I'd like the entries reproduced exactly, with the images omitted.

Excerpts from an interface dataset
■ ■ ■
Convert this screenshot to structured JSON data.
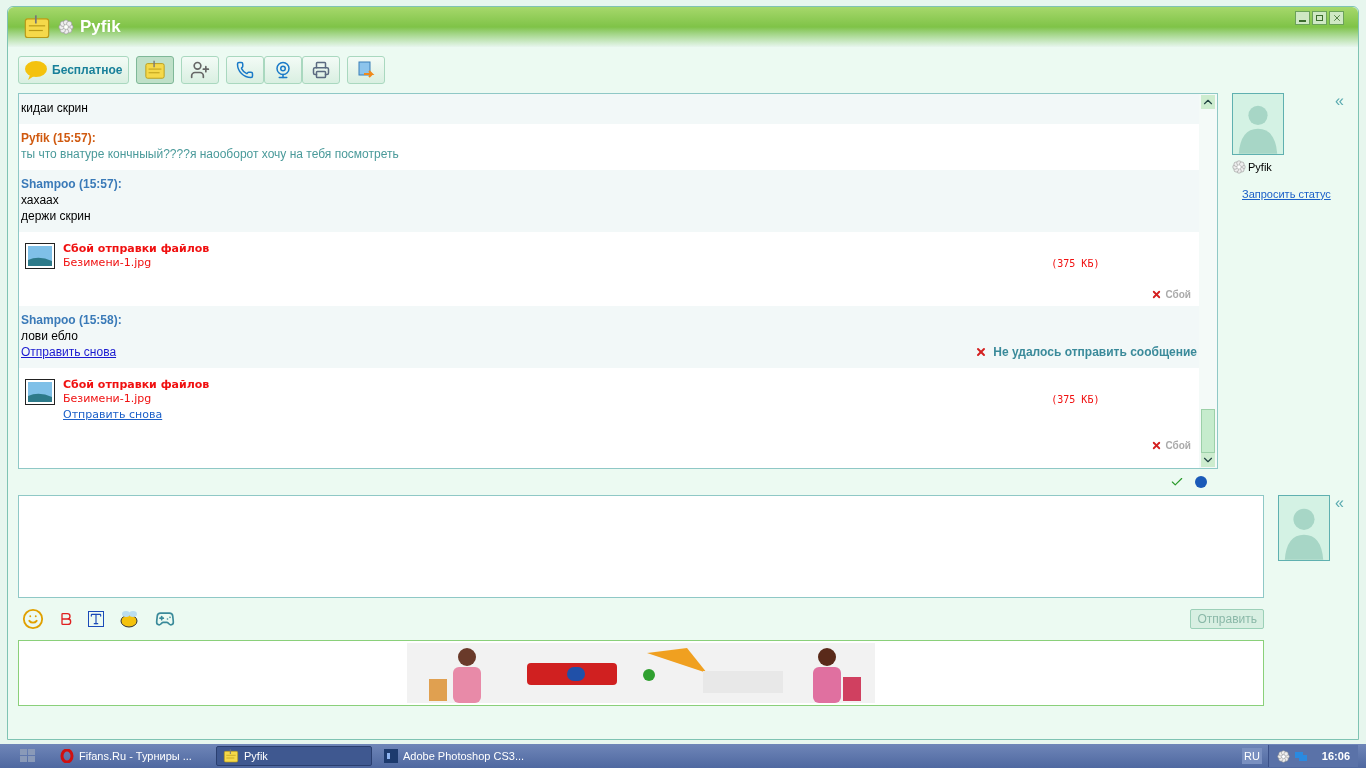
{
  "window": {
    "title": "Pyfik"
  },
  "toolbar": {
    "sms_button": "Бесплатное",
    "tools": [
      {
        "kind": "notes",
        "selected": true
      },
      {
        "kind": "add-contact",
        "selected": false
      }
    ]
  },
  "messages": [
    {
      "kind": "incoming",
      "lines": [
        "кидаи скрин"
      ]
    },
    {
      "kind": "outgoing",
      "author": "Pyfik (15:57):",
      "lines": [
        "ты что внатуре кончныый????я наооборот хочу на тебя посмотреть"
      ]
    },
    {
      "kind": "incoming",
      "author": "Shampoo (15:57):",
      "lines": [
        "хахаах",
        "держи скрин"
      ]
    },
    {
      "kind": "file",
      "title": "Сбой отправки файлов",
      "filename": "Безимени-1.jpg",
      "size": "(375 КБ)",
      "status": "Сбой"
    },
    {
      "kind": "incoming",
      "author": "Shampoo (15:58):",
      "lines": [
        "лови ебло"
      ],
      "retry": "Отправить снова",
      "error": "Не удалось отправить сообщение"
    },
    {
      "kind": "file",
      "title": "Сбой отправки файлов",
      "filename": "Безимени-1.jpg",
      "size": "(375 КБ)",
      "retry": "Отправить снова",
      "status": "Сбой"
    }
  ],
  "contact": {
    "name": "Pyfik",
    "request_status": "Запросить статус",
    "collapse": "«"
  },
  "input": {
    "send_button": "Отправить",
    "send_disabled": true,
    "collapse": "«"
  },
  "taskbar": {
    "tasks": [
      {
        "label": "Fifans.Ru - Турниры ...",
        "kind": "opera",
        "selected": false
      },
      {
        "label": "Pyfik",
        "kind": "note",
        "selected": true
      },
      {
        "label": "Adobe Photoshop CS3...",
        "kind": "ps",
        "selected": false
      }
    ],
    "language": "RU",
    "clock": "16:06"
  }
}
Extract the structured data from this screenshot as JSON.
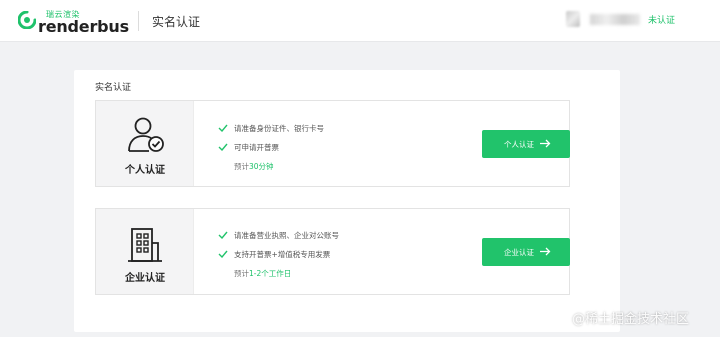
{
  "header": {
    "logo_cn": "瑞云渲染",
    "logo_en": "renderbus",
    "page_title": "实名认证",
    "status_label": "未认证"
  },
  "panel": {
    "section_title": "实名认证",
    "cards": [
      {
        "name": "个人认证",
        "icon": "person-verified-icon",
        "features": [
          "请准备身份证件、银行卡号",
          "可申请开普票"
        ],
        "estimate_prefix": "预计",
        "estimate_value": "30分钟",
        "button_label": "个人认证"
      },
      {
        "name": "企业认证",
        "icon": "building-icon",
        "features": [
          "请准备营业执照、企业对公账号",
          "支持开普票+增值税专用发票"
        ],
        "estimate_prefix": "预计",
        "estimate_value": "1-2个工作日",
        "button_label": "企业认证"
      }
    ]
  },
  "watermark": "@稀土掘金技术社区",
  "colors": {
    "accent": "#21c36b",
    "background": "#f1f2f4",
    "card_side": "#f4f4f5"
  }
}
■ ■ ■
Answer to this task
Convert this screenshot to structured JSON data.
{
  "window": {
    "title": "Pyfik"
  },
  "toolbar": {
    "sms_button": "Бесплатное",
    "tools": [
      {
        "kind": "notes",
        "selected": true
      },
      {
        "kind": "add-contact",
        "selected": false
      }
    ]
  },
  "messages": [
    {
      "kind": "incoming",
      "lines": [
        "кидаи скрин"
      ]
    },
    {
      "kind": "outgoing",
      "author": "Pyfik (15:57):",
      "lines": [
        "ты что внатуре кончныый????я наооборот хочу на тебя посмотреть"
      ]
    },
    {
      "kind": "incoming",
      "author": "Shampoo (15:57):",
      "lines": [
        "хахаах",
        "держи скрин"
      ]
    },
    {
      "kind": "file",
      "title": "Сбой отправки файлов",
      "filename": "Безимени-1.jpg",
      "size": "(375 КБ)",
      "status": "Сбой"
    },
    {
      "kind": "incoming",
      "author": "Shampoo (15:58):",
      "lines": [
        "лови ебло"
      ],
      "retry": "Отправить снова",
      "error": "Не удалось отправить сообщение"
    },
    {
      "kind": "file",
      "title": "Сбой отправки файлов",
      "filename": "Безимени-1.jpg",
      "size": "(375 КБ)",
      "retry": "Отправить снова",
      "status": "Сбой"
    }
  ],
  "contact": {
    "name": "Pyfik",
    "request_status": "Запросить статус",
    "collapse": "«"
  },
  "input": {
    "send_button": "Отправить",
    "send_disabled": true,
    "collapse": "«"
  },
  "taskbar": {
    "tasks": [
      {
        "label": "Fifans.Ru - Турниры ...",
        "kind": "opera",
        "selected": false
      },
      {
        "label": "Pyfik",
        "kind": "note",
        "selected": true
      },
      {
        "label": "Adobe Photoshop CS3...",
        "kind": "ps",
        "selected": false
      }
    ],
    "language": "RU",
    "clock": "16:06"
  }
}
Extract the structured data from this screenshot as JSON.
{
  "header": {
    "logo_cn": "瑞云渲染",
    "logo_en": "renderbus",
    "page_title": "实名认证",
    "status_label": "未认证"
  },
  "panel": {
    "section_title": "实名认证",
    "cards": [
      {
        "name": "个人认证",
        "icon": "person-verified-icon",
        "features": [
          "请准备身份证件、银行卡号",
          "可申请开普票"
        ],
        "estimate_prefix": "预计",
        "estimate_value": "30分钟",
        "button_label": "个人认证"
      },
      {
        "name": "企业认证",
        "icon": "building-icon",
        "features": [
          "请准备营业执照、企业对公账号",
          "支持开普票+增值税专用发票"
        ],
        "estimate_prefix": "预计",
        "estimate_value": "1-2个工作日",
        "button_label": "企业认证"
      }
    ]
  },
  "watermark": "@稀土掘金技术社区",
  "colors": {
    "accent": "#21c36b",
    "background": "#f1f2f4",
    "card_side": "#f4f4f5"
  }
}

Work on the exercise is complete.